It comes as the pharmaceutical giant joins the race to bring the first easy-to-use medication against coronavirus to the US market.
This week the UK became the first country to authorise a pill made by Merck which it hopes will dramatically improve outcomes for patients and ease the strain on the NHS.
Pfizer said it will now ask international regulators including the US Food and Drug Administration to approve its product as soon as possible.
Its study of 775 unvaccinated adults was halted on the advice of independent experts based on the strength of its results.
The company found patients taking the pill along with another antiviral had an 89% reduction in their combined rate of hospital admission or death after a month, compared with patients taking a dummy pill.
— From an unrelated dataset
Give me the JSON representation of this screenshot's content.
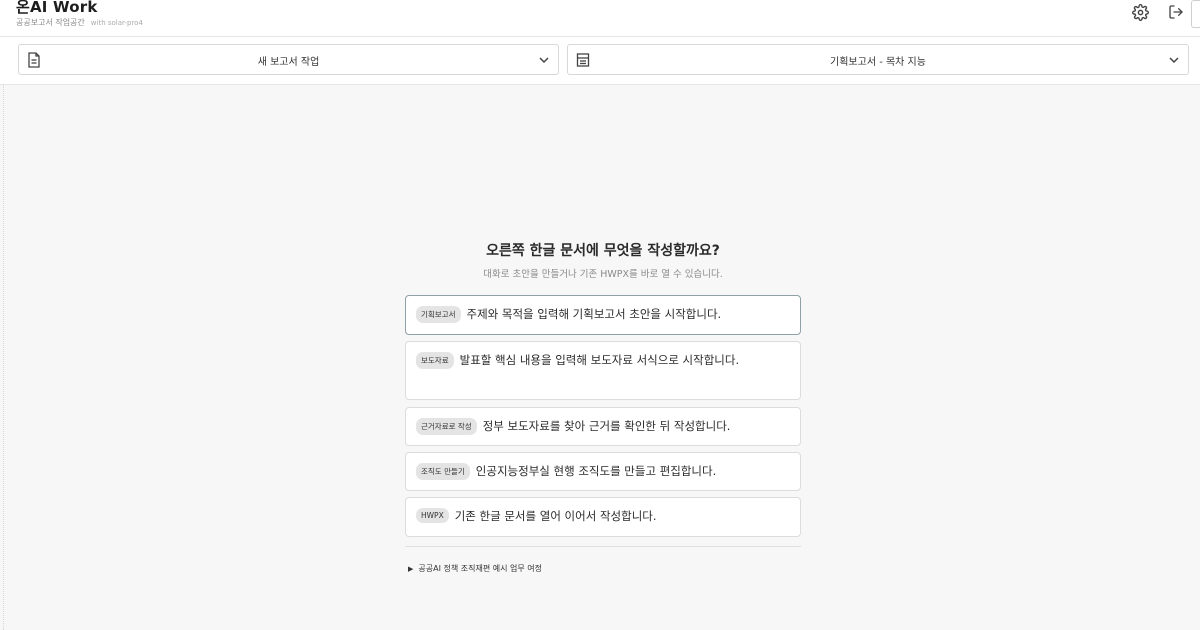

Fewer than 1% of patients taking the drug needed to be admitted to hospital and no-one died.
In the comparison group, 7% were admitted to hospital and there were seven deaths.
Pfizer’s chief scientific officer Dr Mikael Dolsten said: ‘We were hoping that we had something extraordinary, but it’s rare that you see great drugs come through with almost 90% efficacy and 100% protection for death.’
Study participants had not received a jab and had mild-to-moderate Covid, and were considered high risk for hospital admission due to health problems such as obesity, diabetes or heart disease.
Treatment began within three to five days of initial symptoms, and lasted for five days.
Pfizer reported few details on side effects but said rates of problems were similar between the groups at about 20%.
Health officials continue to stress that vaccination is the best way to protect against infection.
But with millions of adults still unvaccinated globally, effective, easy-to-use treatments will be critical to curbing future waves of infections.
About the new treatment developed by Pfizer
Pfizer’s new antiviral is part of a decades-old family of antiviral drugs known as protease inhibitors, which revolutionised the treatment of HIV and hepatitis C.
They work by blocking a key enzyme which viruses need to multiply in the human body.
The drug, which has not yet been named, was first identified during the Sars outbreak originating in Asia during 2003.
Last year, company researchers decided to revive the medication and study it for Covid-19, given the similarities between the two coronaviruses.